=== Section Start ===
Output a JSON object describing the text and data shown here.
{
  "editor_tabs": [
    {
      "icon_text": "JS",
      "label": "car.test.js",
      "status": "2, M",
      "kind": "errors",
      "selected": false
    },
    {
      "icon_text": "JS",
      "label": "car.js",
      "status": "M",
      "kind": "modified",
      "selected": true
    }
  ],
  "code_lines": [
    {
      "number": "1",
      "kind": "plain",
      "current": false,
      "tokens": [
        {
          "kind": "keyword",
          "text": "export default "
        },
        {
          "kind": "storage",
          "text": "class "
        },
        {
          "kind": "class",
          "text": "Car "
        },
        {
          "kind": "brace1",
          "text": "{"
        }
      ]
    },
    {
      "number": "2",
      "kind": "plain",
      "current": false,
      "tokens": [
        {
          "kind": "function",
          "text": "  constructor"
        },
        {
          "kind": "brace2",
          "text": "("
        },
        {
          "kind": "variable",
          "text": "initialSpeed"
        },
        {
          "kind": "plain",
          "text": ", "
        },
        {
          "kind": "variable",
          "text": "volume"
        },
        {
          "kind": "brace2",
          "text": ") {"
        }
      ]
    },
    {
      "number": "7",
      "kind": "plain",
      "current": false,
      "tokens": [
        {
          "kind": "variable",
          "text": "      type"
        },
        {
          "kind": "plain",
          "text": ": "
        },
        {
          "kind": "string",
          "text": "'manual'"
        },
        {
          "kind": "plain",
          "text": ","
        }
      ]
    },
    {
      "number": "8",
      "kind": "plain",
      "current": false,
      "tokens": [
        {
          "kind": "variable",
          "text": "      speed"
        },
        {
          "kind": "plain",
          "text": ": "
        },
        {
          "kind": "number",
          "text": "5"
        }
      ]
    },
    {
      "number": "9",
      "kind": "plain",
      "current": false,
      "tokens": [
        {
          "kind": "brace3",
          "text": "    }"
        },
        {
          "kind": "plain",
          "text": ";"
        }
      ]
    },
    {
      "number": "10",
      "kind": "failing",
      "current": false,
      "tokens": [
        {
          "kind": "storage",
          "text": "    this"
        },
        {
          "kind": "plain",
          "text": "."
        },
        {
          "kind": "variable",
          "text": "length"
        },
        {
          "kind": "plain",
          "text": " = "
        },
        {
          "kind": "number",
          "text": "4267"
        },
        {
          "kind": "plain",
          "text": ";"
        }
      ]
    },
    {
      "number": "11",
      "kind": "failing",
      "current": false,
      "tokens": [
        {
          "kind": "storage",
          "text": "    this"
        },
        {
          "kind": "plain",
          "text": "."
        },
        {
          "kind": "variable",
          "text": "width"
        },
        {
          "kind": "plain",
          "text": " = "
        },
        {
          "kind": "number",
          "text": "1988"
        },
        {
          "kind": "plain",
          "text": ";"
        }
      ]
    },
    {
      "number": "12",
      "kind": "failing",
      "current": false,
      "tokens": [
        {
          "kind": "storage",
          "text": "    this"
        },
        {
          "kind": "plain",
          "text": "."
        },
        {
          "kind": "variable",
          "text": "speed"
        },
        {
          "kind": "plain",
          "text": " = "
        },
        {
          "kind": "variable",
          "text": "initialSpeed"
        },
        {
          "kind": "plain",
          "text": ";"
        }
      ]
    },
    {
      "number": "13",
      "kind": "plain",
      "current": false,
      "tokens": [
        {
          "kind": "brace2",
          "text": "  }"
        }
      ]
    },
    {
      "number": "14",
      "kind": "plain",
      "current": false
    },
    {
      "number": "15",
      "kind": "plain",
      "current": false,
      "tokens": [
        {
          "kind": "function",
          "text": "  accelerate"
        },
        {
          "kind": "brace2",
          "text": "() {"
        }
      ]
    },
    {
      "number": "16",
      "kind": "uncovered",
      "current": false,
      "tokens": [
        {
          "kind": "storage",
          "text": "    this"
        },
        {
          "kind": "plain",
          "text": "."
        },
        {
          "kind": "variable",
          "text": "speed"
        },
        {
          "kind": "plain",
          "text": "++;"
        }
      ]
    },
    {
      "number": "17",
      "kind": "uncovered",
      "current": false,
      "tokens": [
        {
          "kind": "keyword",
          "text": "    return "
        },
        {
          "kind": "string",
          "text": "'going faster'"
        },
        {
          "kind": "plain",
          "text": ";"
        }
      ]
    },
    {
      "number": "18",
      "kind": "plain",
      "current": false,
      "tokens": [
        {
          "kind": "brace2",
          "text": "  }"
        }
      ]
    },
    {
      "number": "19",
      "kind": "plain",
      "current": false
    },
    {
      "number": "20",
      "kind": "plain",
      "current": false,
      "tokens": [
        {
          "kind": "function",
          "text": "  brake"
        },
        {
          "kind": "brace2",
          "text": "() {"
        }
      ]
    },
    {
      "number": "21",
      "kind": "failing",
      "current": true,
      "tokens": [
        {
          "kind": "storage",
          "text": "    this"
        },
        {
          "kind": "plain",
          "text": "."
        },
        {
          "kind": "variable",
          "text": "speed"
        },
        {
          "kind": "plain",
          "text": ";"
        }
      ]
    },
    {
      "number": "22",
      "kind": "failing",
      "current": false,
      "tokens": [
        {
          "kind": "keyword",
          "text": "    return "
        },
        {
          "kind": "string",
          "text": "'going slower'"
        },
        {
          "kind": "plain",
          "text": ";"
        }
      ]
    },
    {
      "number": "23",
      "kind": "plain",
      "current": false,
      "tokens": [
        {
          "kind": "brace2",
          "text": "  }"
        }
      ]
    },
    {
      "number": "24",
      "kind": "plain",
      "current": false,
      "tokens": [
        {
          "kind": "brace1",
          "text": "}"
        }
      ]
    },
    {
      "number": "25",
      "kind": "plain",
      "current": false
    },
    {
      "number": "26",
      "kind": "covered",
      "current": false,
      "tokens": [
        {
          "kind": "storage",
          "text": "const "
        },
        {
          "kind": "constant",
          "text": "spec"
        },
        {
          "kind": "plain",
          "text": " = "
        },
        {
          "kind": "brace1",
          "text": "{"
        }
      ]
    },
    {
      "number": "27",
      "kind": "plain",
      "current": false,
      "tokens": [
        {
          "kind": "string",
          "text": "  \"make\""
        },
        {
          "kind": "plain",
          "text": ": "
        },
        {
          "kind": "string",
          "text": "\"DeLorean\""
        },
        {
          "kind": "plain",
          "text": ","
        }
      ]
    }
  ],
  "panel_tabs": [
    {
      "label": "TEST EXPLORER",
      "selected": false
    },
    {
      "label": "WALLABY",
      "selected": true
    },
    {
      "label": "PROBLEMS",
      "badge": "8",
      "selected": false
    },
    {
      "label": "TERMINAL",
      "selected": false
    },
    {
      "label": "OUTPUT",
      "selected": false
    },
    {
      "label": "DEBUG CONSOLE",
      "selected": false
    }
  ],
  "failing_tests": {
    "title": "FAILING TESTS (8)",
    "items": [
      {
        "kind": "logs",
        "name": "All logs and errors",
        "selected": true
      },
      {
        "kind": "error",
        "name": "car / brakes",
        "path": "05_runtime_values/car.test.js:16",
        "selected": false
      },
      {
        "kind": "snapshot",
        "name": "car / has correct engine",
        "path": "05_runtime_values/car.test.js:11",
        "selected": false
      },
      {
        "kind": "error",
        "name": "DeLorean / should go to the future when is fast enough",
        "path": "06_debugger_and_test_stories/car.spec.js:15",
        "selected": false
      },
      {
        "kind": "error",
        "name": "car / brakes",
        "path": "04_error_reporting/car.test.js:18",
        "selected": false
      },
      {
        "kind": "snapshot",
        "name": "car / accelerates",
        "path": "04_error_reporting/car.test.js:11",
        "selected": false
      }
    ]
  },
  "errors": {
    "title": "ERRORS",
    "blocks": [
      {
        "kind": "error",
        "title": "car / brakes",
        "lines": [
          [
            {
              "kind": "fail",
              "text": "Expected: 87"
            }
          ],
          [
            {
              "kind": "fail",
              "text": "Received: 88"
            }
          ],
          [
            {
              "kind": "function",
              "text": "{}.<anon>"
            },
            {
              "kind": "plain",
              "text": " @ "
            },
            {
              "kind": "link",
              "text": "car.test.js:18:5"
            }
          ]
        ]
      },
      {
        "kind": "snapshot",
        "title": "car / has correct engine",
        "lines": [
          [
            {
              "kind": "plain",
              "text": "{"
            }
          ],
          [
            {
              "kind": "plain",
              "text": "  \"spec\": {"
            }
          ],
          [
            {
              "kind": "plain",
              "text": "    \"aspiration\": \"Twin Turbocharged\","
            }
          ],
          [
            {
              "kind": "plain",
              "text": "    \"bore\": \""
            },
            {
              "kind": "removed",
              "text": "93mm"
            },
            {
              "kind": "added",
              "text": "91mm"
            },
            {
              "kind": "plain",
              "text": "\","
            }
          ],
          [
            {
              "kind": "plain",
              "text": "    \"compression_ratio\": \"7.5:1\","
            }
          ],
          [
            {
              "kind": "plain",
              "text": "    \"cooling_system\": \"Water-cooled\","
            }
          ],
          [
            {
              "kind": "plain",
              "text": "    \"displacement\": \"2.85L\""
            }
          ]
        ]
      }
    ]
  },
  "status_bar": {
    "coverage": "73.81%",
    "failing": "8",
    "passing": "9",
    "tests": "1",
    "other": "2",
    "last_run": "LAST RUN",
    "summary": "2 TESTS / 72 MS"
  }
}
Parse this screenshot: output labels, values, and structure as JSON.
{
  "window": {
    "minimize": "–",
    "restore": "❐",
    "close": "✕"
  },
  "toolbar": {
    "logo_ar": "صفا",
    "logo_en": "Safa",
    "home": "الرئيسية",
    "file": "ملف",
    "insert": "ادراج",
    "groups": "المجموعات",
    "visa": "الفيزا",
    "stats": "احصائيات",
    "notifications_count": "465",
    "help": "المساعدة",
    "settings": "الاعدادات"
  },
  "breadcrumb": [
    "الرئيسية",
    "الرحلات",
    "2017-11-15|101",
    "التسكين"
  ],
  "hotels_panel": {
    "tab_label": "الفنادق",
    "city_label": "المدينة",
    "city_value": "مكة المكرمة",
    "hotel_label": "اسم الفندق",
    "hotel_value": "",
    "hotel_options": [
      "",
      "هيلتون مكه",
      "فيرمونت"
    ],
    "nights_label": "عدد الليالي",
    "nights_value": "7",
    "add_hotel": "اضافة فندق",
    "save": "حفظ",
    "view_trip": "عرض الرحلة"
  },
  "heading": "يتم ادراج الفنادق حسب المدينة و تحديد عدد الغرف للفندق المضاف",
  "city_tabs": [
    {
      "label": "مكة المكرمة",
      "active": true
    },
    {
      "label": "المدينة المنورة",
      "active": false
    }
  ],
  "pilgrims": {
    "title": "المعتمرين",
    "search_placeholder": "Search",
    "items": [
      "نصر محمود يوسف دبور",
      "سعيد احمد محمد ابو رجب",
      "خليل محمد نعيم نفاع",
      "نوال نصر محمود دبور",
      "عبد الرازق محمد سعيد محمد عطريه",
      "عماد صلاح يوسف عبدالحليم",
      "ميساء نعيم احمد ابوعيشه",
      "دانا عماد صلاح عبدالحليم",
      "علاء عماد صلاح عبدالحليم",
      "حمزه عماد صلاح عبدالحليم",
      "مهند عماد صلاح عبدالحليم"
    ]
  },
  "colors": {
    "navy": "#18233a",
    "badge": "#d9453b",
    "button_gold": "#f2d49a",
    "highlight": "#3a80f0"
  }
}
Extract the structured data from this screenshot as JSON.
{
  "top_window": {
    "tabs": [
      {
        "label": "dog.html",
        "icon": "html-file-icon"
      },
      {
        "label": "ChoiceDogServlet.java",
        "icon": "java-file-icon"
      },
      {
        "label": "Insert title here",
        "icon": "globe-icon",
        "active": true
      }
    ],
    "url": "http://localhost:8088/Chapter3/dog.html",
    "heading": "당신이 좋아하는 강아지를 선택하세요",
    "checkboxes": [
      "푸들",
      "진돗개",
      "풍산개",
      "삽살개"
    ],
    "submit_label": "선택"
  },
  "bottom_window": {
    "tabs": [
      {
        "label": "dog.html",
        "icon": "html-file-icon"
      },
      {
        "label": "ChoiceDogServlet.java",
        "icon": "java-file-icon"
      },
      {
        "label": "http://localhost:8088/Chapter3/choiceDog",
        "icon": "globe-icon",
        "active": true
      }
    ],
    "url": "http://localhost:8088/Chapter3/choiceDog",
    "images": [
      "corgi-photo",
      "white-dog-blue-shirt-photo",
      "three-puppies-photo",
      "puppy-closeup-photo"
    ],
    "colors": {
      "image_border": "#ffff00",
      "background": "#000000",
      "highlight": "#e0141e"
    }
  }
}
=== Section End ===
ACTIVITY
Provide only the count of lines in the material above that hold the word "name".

WORKED SOLUTION
6